Origins and History of Danish Modern Furniture
As the name suggests, the Danish modern style originated in Denmark. Thought to be pioneered by Kaare Klint in the 1920s, the principles of Bauhuas design inspired the clean lines of the designs. Klint was the head of the architecture school at the Royal Danish Academy of Fine Arts. He taught his students to take an analytical approach to furniture creation and adapt their designs to needs of the modern day. The designs evolved over the decades and, during the postwar era, became more and more utilitarian. Danish modern designers focused on creating designs that were affordable, functional, yet still elegant.
Originally, Danish modern minimalist furniture was handcrafted by the artisans who designed it. During World War II and beyond, when the designers realized the demand for low cost furniture, production switched to mass machine-making, which was more cost effective. WWII also created a scarcity of some materials. This meant that many of the pieces produced during the postwar era were made out of plywood.
Danish modern furniture was wildly popular in America beginning in the 1950’s and lasting through the mid 1960’s. Manufacturers in America obtained licences to manufacture these pieces nationally, and sales soared. However, in the later 1960’s, tastes shifted to prefer molded plastic and wood-grained Formica materials, which were also cheaper to produce.
Notable Contributors to Danish Modern Design
Over the years, there were many contributors to the evolution of Danish modern design. Furthermore, when licenses were given to other countries to produce the furniture there, the styles changed a bit. However, there are a few notable names who are associated with making the style what it is.

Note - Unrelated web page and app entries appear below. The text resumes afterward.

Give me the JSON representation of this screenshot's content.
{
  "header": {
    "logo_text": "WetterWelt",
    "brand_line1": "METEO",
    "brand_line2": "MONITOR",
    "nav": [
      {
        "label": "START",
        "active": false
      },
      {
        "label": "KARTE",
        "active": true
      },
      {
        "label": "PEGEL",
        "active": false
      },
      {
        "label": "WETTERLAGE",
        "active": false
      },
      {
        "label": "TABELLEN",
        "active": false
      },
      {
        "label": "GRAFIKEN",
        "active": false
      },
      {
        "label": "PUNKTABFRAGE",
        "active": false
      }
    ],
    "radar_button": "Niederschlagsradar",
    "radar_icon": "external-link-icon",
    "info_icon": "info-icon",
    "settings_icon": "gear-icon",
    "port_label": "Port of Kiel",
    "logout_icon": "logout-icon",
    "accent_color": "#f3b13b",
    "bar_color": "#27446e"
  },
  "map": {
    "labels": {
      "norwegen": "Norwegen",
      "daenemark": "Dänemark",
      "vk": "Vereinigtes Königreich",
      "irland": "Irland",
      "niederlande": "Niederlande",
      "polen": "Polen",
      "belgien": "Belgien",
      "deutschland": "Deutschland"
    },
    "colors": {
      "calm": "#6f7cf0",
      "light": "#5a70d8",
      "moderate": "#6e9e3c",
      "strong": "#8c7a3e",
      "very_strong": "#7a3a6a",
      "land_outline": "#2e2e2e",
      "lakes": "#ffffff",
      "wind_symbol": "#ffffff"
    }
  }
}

After the style’s pioneer, Kaare Klint, came Poul Henningsen. Henningsen was an architect whose work embodied functionalism. His design contribution to the movement was not in furniture, but in lighting. His “PH Lamp” is now iconic and easily recognizable. Many lamps and lighting fixtures have gone on to be designed based on his style.
Arne Jacobsen was a graduate of the Royal Danish Academy of the Arts in the 1920’s. He was a masterful architect and furniture designer. A few of his furniture designs have become wildly popular and enduringly recognizable. Pieces like his “Egg Chair”, the “Swan”, and the “Series 7 Chair” have become nearly synonymous with retro, mid-century modern design.
Verner Panton is another well known name in Danish modern design. He briefly worked with Arne Jacobsen upon his graduation from the Royal Academy. He is known for his bold, colorful, and imaginative collections of furniture lamps and textiles. His use of bright colors and playful shapes is well known. He is perhaps most well known for the “Panton Chair”, the first one-piece molded plastic chair in the world. This piece was the beginning of the transition into a new era of design.
Danish modern design is beautiful and absolutely iconic. While these are just a few of the big names associated with the style, there were so many designers who contributed so much to the movement.
Many of the designs we see in furniture, lighting, and homewares today borrow inspiration in some way from Danish modern design. It was iconic when it began and it is still iconic to this day. Straight out of the movement itself, browse some of our favorite Verner Panton textiles below: